I thought I’d take you along on an early spring quick birding trip in the high Arctic.

Having already blown a deadline, and disappointed in the half baked post I had prepared, I decided to chuck it all and go look for some birds this evening. So after supper I threw on some outdoor clothes and fired up the snowmobile, telling Leah I’d be back shortly.

My plan was to just go around the corner past Uluksa Point to see the Snow Buntings that had been hanging out there.  Yes the Snow Buntings are back, early. They’ve been back for at least a week now, but I’d not seen them yet. Last Monday, after I’d caught the nearby Gyrfalcon pair in flagrante delicto a friend of mine went out to see them. They, of course, were no where to be found, but on the way back he found a flock of Snow Buntings hanging around on some dark shale that was free of snow in the sun. He photographed them, and returned a few more times, finding them in the same area each time.
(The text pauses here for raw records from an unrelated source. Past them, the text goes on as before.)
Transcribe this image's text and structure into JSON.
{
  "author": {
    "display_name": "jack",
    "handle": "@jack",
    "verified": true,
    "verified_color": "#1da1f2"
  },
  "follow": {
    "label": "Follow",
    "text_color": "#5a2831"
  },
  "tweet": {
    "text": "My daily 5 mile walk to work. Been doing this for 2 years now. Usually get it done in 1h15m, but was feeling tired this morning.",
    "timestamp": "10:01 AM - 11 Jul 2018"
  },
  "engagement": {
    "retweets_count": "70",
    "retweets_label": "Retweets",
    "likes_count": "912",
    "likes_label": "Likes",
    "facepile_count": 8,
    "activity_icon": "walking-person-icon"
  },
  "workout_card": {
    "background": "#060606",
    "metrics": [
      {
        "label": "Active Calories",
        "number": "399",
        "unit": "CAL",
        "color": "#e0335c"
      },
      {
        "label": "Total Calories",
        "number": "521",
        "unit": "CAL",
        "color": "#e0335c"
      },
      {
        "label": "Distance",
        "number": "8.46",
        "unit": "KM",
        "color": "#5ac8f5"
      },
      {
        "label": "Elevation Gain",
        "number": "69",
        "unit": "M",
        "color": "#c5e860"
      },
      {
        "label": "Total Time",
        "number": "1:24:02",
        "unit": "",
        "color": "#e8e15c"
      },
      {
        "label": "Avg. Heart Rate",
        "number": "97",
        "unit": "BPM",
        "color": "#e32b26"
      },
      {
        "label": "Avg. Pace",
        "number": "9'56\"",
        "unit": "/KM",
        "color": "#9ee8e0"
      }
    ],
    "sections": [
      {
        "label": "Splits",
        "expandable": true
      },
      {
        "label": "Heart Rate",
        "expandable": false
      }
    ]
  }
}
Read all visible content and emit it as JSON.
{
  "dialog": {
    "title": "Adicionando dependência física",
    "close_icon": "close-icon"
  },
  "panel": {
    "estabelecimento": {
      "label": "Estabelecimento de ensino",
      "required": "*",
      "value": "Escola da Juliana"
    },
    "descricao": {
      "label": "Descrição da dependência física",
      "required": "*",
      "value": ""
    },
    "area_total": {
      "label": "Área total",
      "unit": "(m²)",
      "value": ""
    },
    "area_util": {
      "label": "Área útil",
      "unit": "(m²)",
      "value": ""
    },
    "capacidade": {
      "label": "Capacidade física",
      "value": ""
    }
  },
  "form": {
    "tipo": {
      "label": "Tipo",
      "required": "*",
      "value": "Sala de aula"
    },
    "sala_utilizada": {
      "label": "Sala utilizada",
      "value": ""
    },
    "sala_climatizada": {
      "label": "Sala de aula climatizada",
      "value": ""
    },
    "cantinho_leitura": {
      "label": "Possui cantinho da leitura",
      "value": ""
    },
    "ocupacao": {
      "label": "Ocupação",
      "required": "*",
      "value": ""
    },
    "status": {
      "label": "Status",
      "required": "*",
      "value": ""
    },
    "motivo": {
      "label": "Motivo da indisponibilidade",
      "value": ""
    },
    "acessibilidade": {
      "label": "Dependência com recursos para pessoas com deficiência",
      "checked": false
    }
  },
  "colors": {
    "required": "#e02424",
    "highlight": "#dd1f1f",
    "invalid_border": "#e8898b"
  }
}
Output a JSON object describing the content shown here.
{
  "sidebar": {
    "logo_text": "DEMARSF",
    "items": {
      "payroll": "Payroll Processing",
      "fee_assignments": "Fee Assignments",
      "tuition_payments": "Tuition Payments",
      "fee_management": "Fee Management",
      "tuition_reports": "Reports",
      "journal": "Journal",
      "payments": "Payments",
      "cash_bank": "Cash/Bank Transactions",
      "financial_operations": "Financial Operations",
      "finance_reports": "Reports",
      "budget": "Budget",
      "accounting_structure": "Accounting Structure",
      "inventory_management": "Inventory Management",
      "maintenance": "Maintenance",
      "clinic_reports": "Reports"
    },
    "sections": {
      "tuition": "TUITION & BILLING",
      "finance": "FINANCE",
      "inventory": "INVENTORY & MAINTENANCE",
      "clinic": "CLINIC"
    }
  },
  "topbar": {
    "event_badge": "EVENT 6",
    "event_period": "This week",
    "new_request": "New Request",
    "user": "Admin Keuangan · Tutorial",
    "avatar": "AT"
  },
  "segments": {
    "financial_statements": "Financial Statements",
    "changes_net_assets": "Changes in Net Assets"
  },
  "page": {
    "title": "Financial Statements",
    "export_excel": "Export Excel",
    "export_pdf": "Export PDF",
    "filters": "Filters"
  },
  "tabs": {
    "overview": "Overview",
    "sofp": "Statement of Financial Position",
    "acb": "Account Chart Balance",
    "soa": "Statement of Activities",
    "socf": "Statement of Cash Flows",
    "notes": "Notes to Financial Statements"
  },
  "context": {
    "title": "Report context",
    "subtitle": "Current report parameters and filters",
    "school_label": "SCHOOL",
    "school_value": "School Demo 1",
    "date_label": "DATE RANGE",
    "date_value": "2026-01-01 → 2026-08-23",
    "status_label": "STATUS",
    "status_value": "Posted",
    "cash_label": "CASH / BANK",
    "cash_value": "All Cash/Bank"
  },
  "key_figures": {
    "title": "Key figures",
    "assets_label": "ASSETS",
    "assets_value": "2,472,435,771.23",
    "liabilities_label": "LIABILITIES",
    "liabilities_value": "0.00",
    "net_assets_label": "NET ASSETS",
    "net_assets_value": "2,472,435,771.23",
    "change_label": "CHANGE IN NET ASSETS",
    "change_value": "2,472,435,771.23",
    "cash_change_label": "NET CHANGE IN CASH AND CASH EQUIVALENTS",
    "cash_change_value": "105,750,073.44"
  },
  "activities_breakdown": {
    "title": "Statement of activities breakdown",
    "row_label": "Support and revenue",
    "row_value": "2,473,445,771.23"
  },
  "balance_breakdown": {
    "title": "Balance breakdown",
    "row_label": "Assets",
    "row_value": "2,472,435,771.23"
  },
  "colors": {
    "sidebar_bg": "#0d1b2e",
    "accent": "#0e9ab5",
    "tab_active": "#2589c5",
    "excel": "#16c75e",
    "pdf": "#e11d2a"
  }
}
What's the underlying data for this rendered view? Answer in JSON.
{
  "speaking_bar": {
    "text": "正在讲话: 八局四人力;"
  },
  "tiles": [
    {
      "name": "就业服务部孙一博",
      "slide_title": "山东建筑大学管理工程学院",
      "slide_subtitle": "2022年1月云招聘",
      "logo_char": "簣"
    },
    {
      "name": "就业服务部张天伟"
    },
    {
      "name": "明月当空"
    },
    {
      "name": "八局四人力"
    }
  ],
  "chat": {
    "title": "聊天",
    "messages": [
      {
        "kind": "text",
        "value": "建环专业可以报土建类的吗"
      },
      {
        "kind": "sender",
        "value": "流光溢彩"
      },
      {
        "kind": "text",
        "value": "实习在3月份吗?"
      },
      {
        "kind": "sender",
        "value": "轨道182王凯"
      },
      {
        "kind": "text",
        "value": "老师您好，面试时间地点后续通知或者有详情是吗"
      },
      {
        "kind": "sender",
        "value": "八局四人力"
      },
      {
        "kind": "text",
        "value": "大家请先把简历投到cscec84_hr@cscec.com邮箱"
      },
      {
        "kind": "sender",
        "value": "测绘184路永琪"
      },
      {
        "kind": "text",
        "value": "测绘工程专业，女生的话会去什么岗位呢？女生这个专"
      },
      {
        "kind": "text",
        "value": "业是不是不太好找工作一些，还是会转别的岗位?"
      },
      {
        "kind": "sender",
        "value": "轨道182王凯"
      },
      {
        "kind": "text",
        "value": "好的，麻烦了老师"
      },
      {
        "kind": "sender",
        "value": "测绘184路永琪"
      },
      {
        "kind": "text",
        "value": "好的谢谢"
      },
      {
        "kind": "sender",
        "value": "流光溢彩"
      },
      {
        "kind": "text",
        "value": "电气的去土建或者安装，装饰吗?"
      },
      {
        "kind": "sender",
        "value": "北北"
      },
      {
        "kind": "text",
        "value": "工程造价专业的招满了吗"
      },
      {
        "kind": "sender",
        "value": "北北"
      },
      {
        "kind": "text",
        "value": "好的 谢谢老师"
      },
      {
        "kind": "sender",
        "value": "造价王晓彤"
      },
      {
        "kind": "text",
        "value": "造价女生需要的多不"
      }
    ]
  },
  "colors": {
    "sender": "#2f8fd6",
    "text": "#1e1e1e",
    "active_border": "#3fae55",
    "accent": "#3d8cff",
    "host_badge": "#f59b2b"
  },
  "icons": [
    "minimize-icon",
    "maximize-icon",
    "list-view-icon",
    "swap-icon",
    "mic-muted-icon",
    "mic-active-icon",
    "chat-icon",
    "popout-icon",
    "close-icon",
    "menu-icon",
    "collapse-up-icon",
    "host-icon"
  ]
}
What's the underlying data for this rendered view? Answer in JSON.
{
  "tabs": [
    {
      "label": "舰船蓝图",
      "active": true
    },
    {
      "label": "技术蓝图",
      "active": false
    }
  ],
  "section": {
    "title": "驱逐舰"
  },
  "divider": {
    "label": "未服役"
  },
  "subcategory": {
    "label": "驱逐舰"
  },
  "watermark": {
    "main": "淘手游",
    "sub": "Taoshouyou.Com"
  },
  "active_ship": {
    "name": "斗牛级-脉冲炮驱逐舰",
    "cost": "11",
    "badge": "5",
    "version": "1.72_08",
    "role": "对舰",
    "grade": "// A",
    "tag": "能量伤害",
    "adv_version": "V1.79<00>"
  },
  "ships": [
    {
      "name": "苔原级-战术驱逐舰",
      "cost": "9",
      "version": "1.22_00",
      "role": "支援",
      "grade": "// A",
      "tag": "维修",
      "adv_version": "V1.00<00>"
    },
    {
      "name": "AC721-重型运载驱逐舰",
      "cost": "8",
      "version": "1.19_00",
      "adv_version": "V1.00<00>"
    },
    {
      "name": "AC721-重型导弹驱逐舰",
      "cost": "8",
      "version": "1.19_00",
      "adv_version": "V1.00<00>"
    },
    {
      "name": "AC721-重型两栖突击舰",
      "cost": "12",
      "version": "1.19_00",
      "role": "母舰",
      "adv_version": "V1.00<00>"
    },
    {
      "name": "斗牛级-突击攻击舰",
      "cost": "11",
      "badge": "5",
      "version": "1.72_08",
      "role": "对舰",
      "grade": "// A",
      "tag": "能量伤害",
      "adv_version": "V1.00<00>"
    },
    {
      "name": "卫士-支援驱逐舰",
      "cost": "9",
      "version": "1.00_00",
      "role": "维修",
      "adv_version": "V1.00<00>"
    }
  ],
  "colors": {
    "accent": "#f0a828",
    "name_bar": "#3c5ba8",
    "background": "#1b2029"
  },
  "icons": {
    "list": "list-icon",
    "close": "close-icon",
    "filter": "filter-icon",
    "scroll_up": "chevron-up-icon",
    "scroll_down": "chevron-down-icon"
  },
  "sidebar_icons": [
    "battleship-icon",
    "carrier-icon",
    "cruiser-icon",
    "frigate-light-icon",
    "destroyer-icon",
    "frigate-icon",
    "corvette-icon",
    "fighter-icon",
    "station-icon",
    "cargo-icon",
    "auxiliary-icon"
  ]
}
I, for various reasons including a trip south to Iqaluit with my daughter, hadn’t been out to see them yet. We did get to see some in Iqaluit, but that is 1200 kms south of here. So tonight would mark the first day that I’d get to see Snow Buntings in the High Arctic this year.

This time of the year the Sun gives off a warmth that belies the air temperature. At least in the late morning and afternoon.  Although still a long way before setting it had lost some its strength in the afternoon, and the -20 C (-4F) felt colder than the same temperature earlier in the day. It no longer gets dark now, and we are only about a week and a half from the Sun not setting at all. It will remain, circling in the sky, for the next three months.

I headed out down past the half dozen homes left at the edge of town and out onto the sea ice, ducking below the windshield as I accelerated out to the point. Skirting the shore as I neared the spot the Snow Buntings had been seen I crossed and recrossed small tidal cracks, around huge hummocks thrown up by the effects of the tides and ice on shallow boulders.

When I stopped I was just around the corner from town, but I might have been a hundred miles away. As the sound of the engine faded the silence closed in. Nearby in the cliffs a Raven sang (yes sang) and high over head a pair of them soared, wing tip to wing tip. But I searched and searched for the Snow Buntings. In vain.

Now I have no problem writing about the bird not seen, but this after all is 10,000 Birds and the readers expect more. So I restarted the Skidoo and headed further down the coast, along the 600 foot high St. George’s Society Cliffs, to the Gyrfalcon aerie.

One of the falcons was on a whitewashed perch, a little above the aerie, and shortly after the silence returned the other revealed itself by calling, hidden from view in the cave that makes their nest. I sat and watched the one for awhile, taking a few obligatory record shots. Ravens wheeled high above the cliff tops, a half dozen of them, separated in pairs, slicing across the deep blue of the Arctic sky.

Gyrfalcon at perch

After watching the Gyrfalcon for awhile, the silence punctuated only by the occasional moan and crack of the sea ice, stretched by the tide, and the soft low call of the bird at the aerie, I remembered to turn around. I scanned the frozen ocean, after all this is Polar Bear country. And while many people’s image of the bears have been softened by soft drink commercials and Disney films, they are an apex predator. Vigilance keeps one safe here.

When I returned my gaze to the cliffs the Gyrfalcon had moved off its perch. It took some searching to find it again, farther down the cliff. Beyond it a large rock tumbled down the face of the cliff, clacking as it fell, leaving a dust trail backlit by the Sun. This time of year rock falls are frequent, and as the cliffs were falling into shadow the temperature changes would pry more rocks from the cliff. As it neared the bottom it struck a ledge and was flung far out on to the ice, reaching farther than I was parked. I started the machine and turned back for home, strangely disappointed for having to settle for Gyrfalcon when I wanted Snow Buntings.

Further down the cliffs

As I rounded the corner and sped up, home in sight, I felt the stab of cold on my face. I put my hand to my cheek too late, another patch of frost bite to add to the collection. The small area of lost skin would be well worth the exhilaration of being out in the wild of the High Arctic.

Written by Clare K
Clare Kines is a retired Mountie and a failed businessman, which apparently qualifies him to be the Economic Development Officer for Arctic Bay Nunavut. Raised in Manitoba, Clare has lived in three provinces and two territories, managing to get kicked out of all them except this last one. So far. He has had a lifelong love of nature, never growing out a child’s curiosity. Given a Peterson’s guide by his grandfather, he made birds a big part of that love. He’s led tours to the high Arctic and Cuba, and writes probably the most northerly blog in the world, The House and other Arctic musings. He considers himself the luckiest man alive, having found great love twice in his life. His first wife, Janice, passed away in 1996. After moving north he met and fell for Leah. They have two fantastic children. He lives in an incredibly beautiful, magical part of the world - a place few people get to know.